Bears rookie tight end Cole Kmet, the No. 43 overall pick in the NFL Draft in April, has been targeted three times in his first five games and caught only one pass.

What's behind the minimal usage for Kmet thus far? Offensive coordinator Bill Lazor pointed to the offense as a whole being the problem.

"The questions about why is this guy or that guy not doing enough, to me, that's all back page to why we're not good enough on offense right now," Lazor said. "There's nothing wrong with Cole. It's wrong with us."

4.) Managing COVID-19
Last Saturday morning, the Bears learned practice squad offensive lineman Badara Traore tested positive for COVID-19. On Wednesday, offensive line coach Juan Castillo reported contact with an individual outside the organization who tested positive.

Castillo hasn't tested positive but will be away from the Bears through at least Sunday. The 23-year-old Traore was placed on the reserve/COVID-19 list and is also away from the team.

Nagy was reminded of the unique challenges and constant worries of leading a team this season. He admitted that nearly every night, he checks the phone to make sure there's no call from head athletic trainer Andre Tucker about a positive test.

"We don't want to be one of those 32 teams that can take this and make this go the other direction because of COVID," Nagy said.

Quote to note
"We want to get to a point where every single play, we're dangerous."
-- Foles on the Bears' offense

Injury report
S Deon Bush (hamstring) -- The Bears will likely be without their reserve safety Bush. DeAndre Houston-Carson filled in admirably in the win against the Buccaneers on Oct. 8, playing 20% of the defensive snaps and sealing the victory with a fourth-down pass break-up.

DB Sherrick McManis (hamstring) -- The Bears will get a boost Sunday with the return of their special teams ace McManis.

DL Brent Urban (knee) -- Urban was limited in practice Wednesday and Thursday. The Bears' defensive line has already been tested in depth, though nose tackle John Jenkins is eligible to return Sunday.

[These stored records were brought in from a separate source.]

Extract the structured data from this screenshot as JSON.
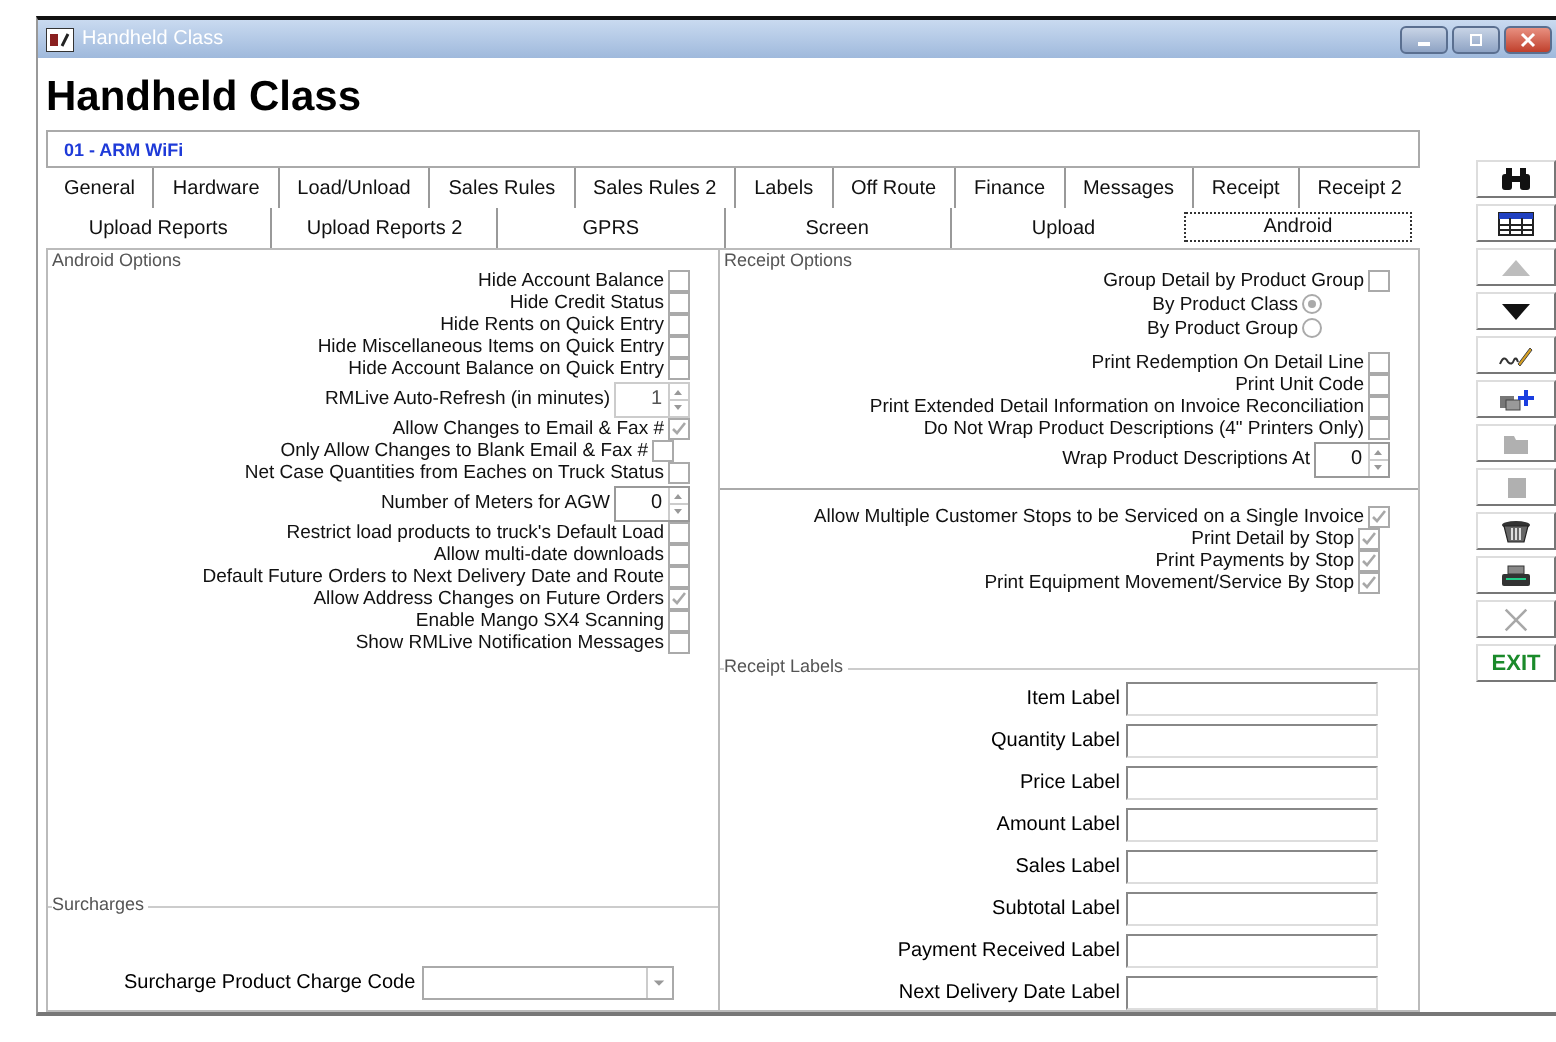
{
  "window": {
    "title": "Handheld Class"
  },
  "heading": "Handheld Class",
  "record": "01 - ARM WiFi",
  "tabs": [
    [
      {
        "label": "General",
        "selected": false
      },
      {
        "label": "Hardware",
        "selected": false
      },
      {
        "label": "Load/Unload",
        "selected": false
      },
      {
        "label": "Sales Rules",
        "selected": false
      },
      {
        "label": "Sales Rules 2",
        "selected": false
      },
      {
        "label": "Labels",
        "selected": false
      },
      {
        "label": "Off Route",
        "selected": false
      },
      {
        "label": "Finance",
        "selected": false
      },
      {
        "label": "Messages",
        "selected": false
      },
      {
        "label": "Receipt",
        "selected": false
      },
      {
        "label": "Receipt 2",
        "selected": false
      }
    ],
    [
      {
        "label": "Upload Reports",
        "selected": false
      },
      {
        "label": "Upload Reports 2",
        "selected": false
      },
      {
        "label": "GPRS",
        "selected": false
      },
      {
        "label": "Screen",
        "selected": false
      },
      {
        "label": "Upload",
        "selected": false
      },
      {
        "label": "Android",
        "selected": true
      }
    ]
  ],
  "android_options": {
    "legend": "Android Options",
    "items": [
      {
        "kind": "checkbox",
        "label": "Hide Account Balance",
        "checked": false
      },
      {
        "kind": "checkbox",
        "label": "Hide Credit Status",
        "checked": false
      },
      {
        "kind": "checkbox",
        "label": "Hide Rents on Quick Entry",
        "checked": false
      },
      {
        "kind": "checkbox",
        "label": "Hide Miscellaneous Items on Quick Entry",
        "checked": false
      },
      {
        "kind": "checkbox",
        "label": "Hide Account Balance on Quick Entry",
        "checked": false
      },
      {
        "kind": "spin",
        "label": "RMLive Auto-Refresh (in minutes)",
        "value": "1",
        "disabled": true
      },
      {
        "kind": "checkbox",
        "label": "Allow Changes to Email & Fax #",
        "checked": true
      },
      {
        "kind": "checkbox",
        "label": "Only Allow Changes to Blank Email & Fax #",
        "checked": false
      },
      {
        "kind": "checkbox",
        "label": "Net Case Quantities from Eaches on Truck Status",
        "checked": false
      },
      {
        "kind": "spin",
        "label": "Number of Meters for AGW",
        "value": "0",
        "disabled": false
      },
      {
        "kind": "checkbox",
        "label": "Restrict load products to truck's Default Load",
        "checked": false
      },
      {
        "kind": "checkbox",
        "label": "Allow multi-date downloads",
        "checked": false
      },
      {
        "kind": "checkbox",
        "label": "Default Future Orders to Next Delivery Date and Route",
        "checked": false
      },
      {
        "kind": "checkbox",
        "label": "Allow Address Changes on Future Orders",
        "checked": true
      },
      {
        "kind": "checkbox",
        "label": "Enable Mango SX4 Scanning",
        "checked": false
      },
      {
        "kind": "checkbox",
        "label": "Show RMLive Notification Messages",
        "checked": false
      }
    ]
  },
  "surcharges": {
    "legend": "Surcharges",
    "label": "Surcharge Product Charge Code"
  },
  "receipt_options": {
    "legend": "Receipt Options",
    "items": [
      {
        "kind": "checkbox",
        "label": "Group Detail by Product Group",
        "checked": false
      },
      {
        "kind": "radio",
        "label": "By Product Class",
        "selected": true
      },
      {
        "kind": "radio",
        "label": "By Product Group",
        "selected": false
      },
      {
        "kind": "checkbox",
        "label": "Print Redemption On Detail Line",
        "checked": false
      },
      {
        "kind": "checkbox",
        "label": "Print Unit Code",
        "checked": false
      },
      {
        "kind": "checkbox",
        "label": "Print Extended Detail Information on Invoice Reconciliation",
        "checked": false
      },
      {
        "kind": "checkbox",
        "label": "Do Not Wrap Product Descriptions (4\" Printers Only)",
        "checked": false
      },
      {
        "kind": "spin",
        "label": "Wrap Product Descriptions At",
        "value": "0"
      }
    ],
    "stop_items": [
      {
        "kind": "checkbox",
        "label": "Allow Multiple Customer Stops to be Serviced on a Single Invoice",
        "checked": true
      },
      {
        "kind": "subcheckbox",
        "label": "Print Detail by Stop",
        "checked": true
      },
      {
        "kind": "subcheckbox",
        "label": "Print Payments by Stop",
        "checked": true
      },
      {
        "kind": "subcheckbox",
        "label": "Print Equipment Movement/Service By Stop",
        "checked": true
      }
    ]
  },
  "receipt_labels": {
    "legend": "Receipt Labels",
    "fields": [
      {
        "label": "Item Label"
      },
      {
        "label": "Quantity Label"
      },
      {
        "label": "Price Label"
      },
      {
        "label": "Amount Label"
      },
      {
        "label": "Sales Label"
      },
      {
        "label": "Subtotal Label"
      },
      {
        "label": "Payment Received Label"
      },
      {
        "label": "Next Delivery Date Label"
      }
    ]
  },
  "toolbar": [
    {
      "kind": "search",
      "disabled": false
    },
    {
      "kind": "grid",
      "disabled": false
    },
    {
      "kind": "up",
      "disabled": true
    },
    {
      "kind": "down",
      "disabled": false
    },
    {
      "kind": "sign",
      "disabled": false
    },
    {
      "kind": "add",
      "disabled": false
    },
    {
      "kind": "folder",
      "disabled": true
    },
    {
      "kind": "stop",
      "disabled": true
    },
    {
      "kind": "trash",
      "disabled": false
    },
    {
      "kind": "print",
      "disabled": false
    },
    {
      "kind": "close",
      "disabled": true
    },
    {
      "kind": "exit",
      "label": "EXIT",
      "disabled": false
    }
  ]
}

Prediction (3-2): Bears 24, Panthers 19
The Bears keep finding ways to win, and they'll do it again at Carolina. With Nagy and Foles developing a better play-calling rapport and the 10-day layoff being beneficial, Chicago improves to 5-1.

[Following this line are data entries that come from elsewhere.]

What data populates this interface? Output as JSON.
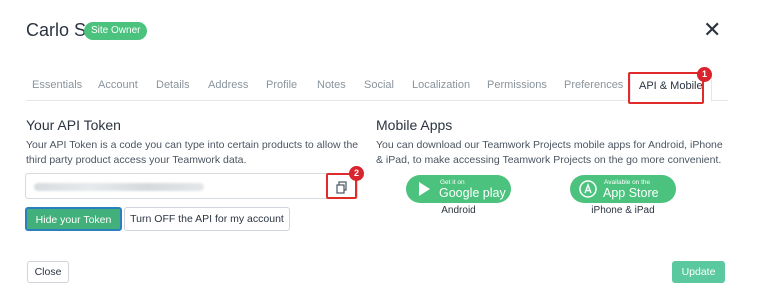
{
  "header": {
    "title": "Carlo S",
    "badge": "Site Owner"
  },
  "tabs": [
    {
      "label": "Essentials"
    },
    {
      "label": "Account"
    },
    {
      "label": "Details"
    },
    {
      "label": "Address"
    },
    {
      "label": "Profile"
    },
    {
      "label": "Notes"
    },
    {
      "label": "Social"
    },
    {
      "label": "Localization"
    },
    {
      "label": "Permissions"
    },
    {
      "label": "Preferences"
    },
    {
      "label": "API & Mobile",
      "active": true
    }
  ],
  "annotations": {
    "marker1": "1",
    "marker2": "2",
    "highlight_color": "#e02b2b"
  },
  "api": {
    "title": "Your API Token",
    "description": "Your API Token is a code you can type into certain products to allow the third party product access your Teamwork data.",
    "hide_button": "Hide your Token",
    "turn_off_button": "Turn OFF the API for my account"
  },
  "mobile": {
    "title": "Mobile Apps",
    "description": "You can download our Teamwork Projects mobile apps for Android, iPhone & iPad, to make accessing Teamwork Projects on the go more convenient.",
    "google": {
      "small": "Get it on",
      "big": "Google play",
      "label": "Android"
    },
    "apple": {
      "small": "Available on the",
      "big": "App Store",
      "label": "iPhone & iPad"
    }
  },
  "footer": {
    "close": "Close",
    "update": "Update"
  },
  "colors": {
    "accent_green": "#4bc27d",
    "primary_button": "#42b07a",
    "update_button": "#5ac9a0"
  }
}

Chris Emma covers the Bears, Chicago’s sports scene and more for 670TheScore.com. Follow him on Twitter @CEmma670.